SYSTEMS

?

?
?
HOW TO ENCOURAGE SUSTAINABLE TRANSPORT SYSTEM ? WALKING PUBLIC TRANSPORT CYCLING FEEDER SYSTEMS ? ?
Consider how best the site can be connected with nearby main routes and public transport facilities

Consider how best the site can be connected with nearby main routes and public transport facilities

Consider how best the site can be connected with nearby main routes and public transport facilities

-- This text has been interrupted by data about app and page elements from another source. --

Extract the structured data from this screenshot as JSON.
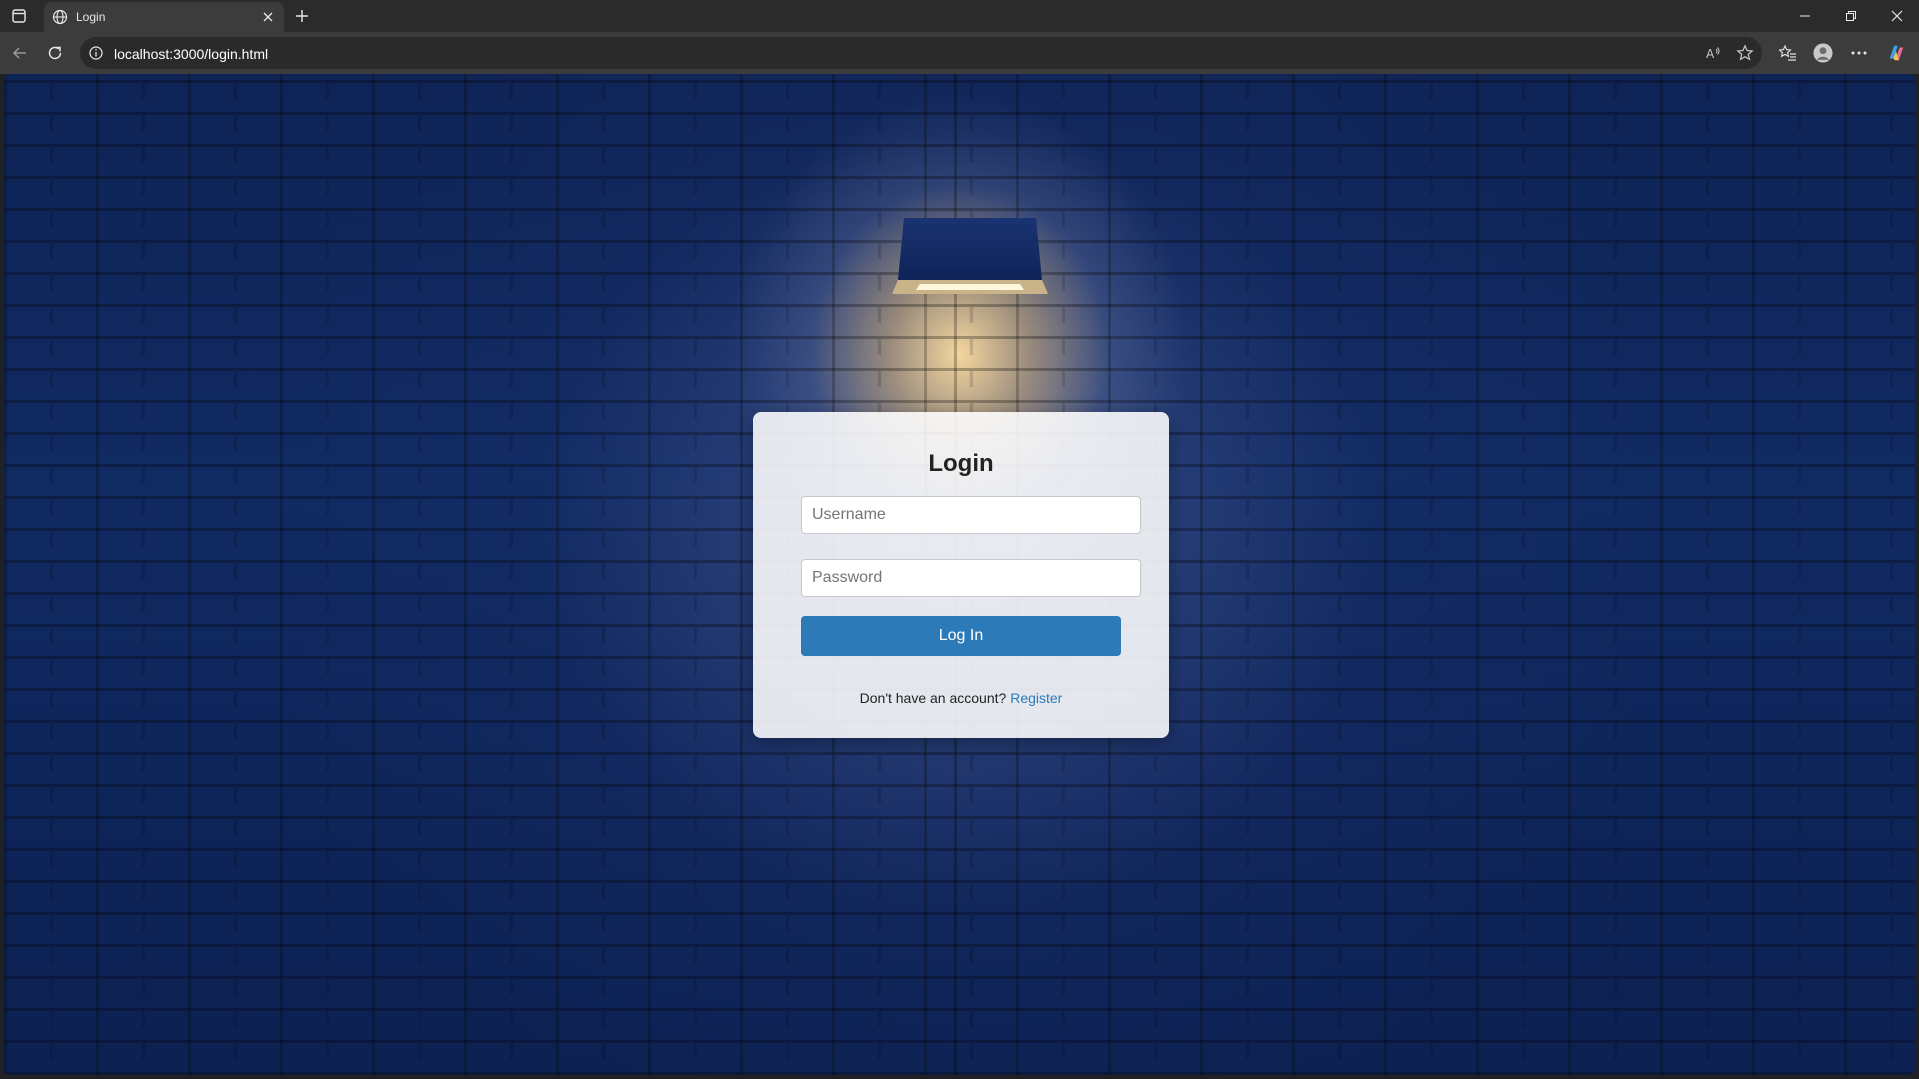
{
  "browser": {
    "tab": {
      "title": "Login",
      "favicon": "globe-icon"
    },
    "address": {
      "url": "localhost:3000/login.html"
    },
    "icons": {
      "sidebar": "tab-actions-icon",
      "close_tab": "close-icon",
      "new_tab": "plus-icon",
      "back": "back-arrow-icon",
      "refresh": "refresh-icon",
      "site_info": "info-icon",
      "read_aloud": "read-aloud-icon",
      "favorite": "star-icon",
      "favorites": "favorites-icon",
      "profile": "profile-icon",
      "more": "more-icon",
      "copilot": "copilot-icon",
      "minimize": "minimize-icon",
      "restore": "restore-icon",
      "close_window": "close-icon"
    }
  },
  "login": {
    "title": "Login",
    "username_placeholder": "Username",
    "password_placeholder": "Password",
    "submit_label": "Log In",
    "register_prompt": "Don't have an account?",
    "register_link": "Register"
  },
  "colors": {
    "primary_button": "#2d7ab8",
    "link": "#2d7ab8",
    "background_wall": "#102a62"
  }
}
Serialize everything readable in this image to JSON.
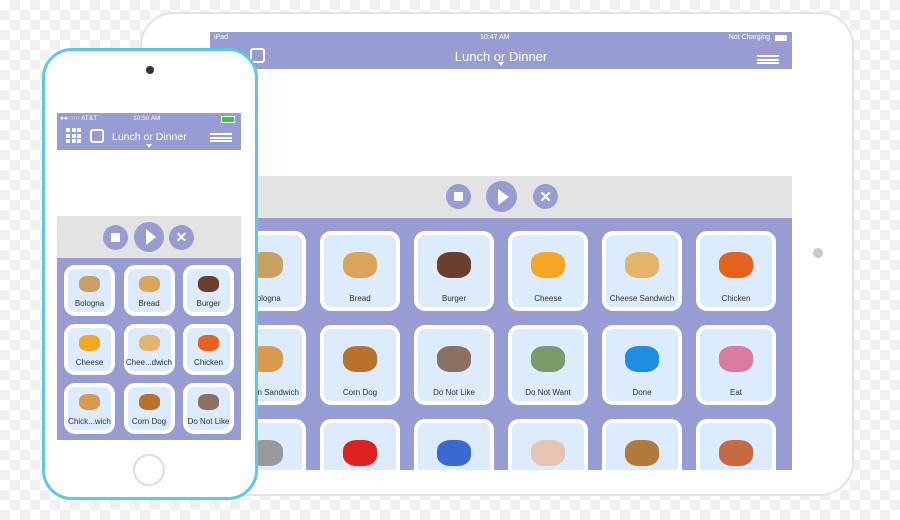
{
  "ipad": {
    "status": {
      "carrier": "iPad",
      "time": "10:47 AM",
      "battery": "Not Charging"
    },
    "title": "Lunch or Dinner",
    "tiles": [
      {
        "label": "Bologna",
        "icon": "sandwich",
        "color": "#c8a060"
      },
      {
        "label": "Bread",
        "icon": "bread",
        "color": "#d9a55a"
      },
      {
        "label": "Burger",
        "icon": "burger-patty",
        "color": "#6b3f2a"
      },
      {
        "label": "Cheese",
        "icon": "cheese",
        "color": "#f5a623"
      },
      {
        "label": "Cheese Sandwich",
        "icon": "bread",
        "color": "#e2b56a"
      },
      {
        "label": "Chicken",
        "icon": "chicken",
        "color": "#e8621e"
      },
      {
        "label": "Chicken Sandwich",
        "icon": "bun",
        "color": "#d99a4e"
      },
      {
        "label": "Corn Dog",
        "icon": "corn-dog",
        "color": "#b8702a"
      },
      {
        "label": "Do Not Like",
        "icon": "child-photo",
        "color": "#8a7060"
      },
      {
        "label": "Do Not Want",
        "icon": "child-photo",
        "color": "#7a9a6a"
      },
      {
        "label": "Done",
        "icon": "checkbox",
        "color": "#1e8fe0"
      },
      {
        "label": "Eat",
        "icon": "plate",
        "color": "#d97aa0"
      },
      {
        "label": "",
        "icon": "fork",
        "color": "#999999"
      },
      {
        "label": "",
        "icon": "fries",
        "color": "#e02020"
      },
      {
        "label": "",
        "icon": "box",
        "color": "#3a6ad0"
      },
      {
        "label": "",
        "icon": "plate",
        "color": "#e6c4b0"
      },
      {
        "label": "",
        "icon": "grilled-cheese",
        "color": "#b07a3a"
      },
      {
        "label": "",
        "icon": "hot-dog",
        "color": "#c86a40"
      }
    ]
  },
  "phone": {
    "status": {
      "carrier": "●●○○○ AT&T",
      "time": "10:50 AM"
    },
    "title": "Lunch or Dinner",
    "tiles": [
      {
        "label": "Bologna",
        "icon": "sandwich",
        "color": "#c8a060"
      },
      {
        "label": "Bread",
        "icon": "bread",
        "color": "#d9a55a"
      },
      {
        "label": "Burger",
        "icon": "burger-patty",
        "color": "#6b3f2a"
      },
      {
        "label": "Cheese",
        "icon": "cheese",
        "color": "#f5a623"
      },
      {
        "label": "Chee...dwich",
        "icon": "bread",
        "color": "#e2b56a"
      },
      {
        "label": "Chicken",
        "icon": "chicken",
        "color": "#e8621e"
      },
      {
        "label": "Chick...wich",
        "icon": "bun",
        "color": "#d99a4e"
      },
      {
        "label": "Corn Dog",
        "icon": "corn-dog",
        "color": "#b8702a"
      },
      {
        "label": "Do Not Like",
        "icon": "child-photo",
        "color": "#8a7060"
      }
    ]
  },
  "colors": {
    "accent": "#979dd2",
    "tile": "#dcebfd",
    "phone_frame": "#5cc8ea"
  }
}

The typical cul -de- sac response creates an introverted layout, which fails to integrate with the surroundings

Consider how best the site can be connected with nearby main routes and public transport facilities
Consider how best the site can be connected with nearby main routes and public transport facilities

A more pedestrian-friendly approach that integrates with the surrounding community

This street pattern then

forms the basis for perimeter blocks, which ensure that buildings contribute positively to the public realm

links existing and proposed streets, and

provides direct links to bus stops

Ballard Estate, Mumbai

PERIMETER BLOCKS

Ref:

URBAN DESIGN: A TYPOLOGY OF PROCEDURES AND

PRODUCTS- Jon Lang (pg-208)

S E R I A L V I S I O N • Sequence of revelations.
S E R I A L
V I S I O N
• Sequence of revelations.
• Manipulate the elements of town so that impact on emotions is achieved.
• To walk from one end of the plan to another at a uniform pace will provide a
sequence of surprise. so an impact is made on eye.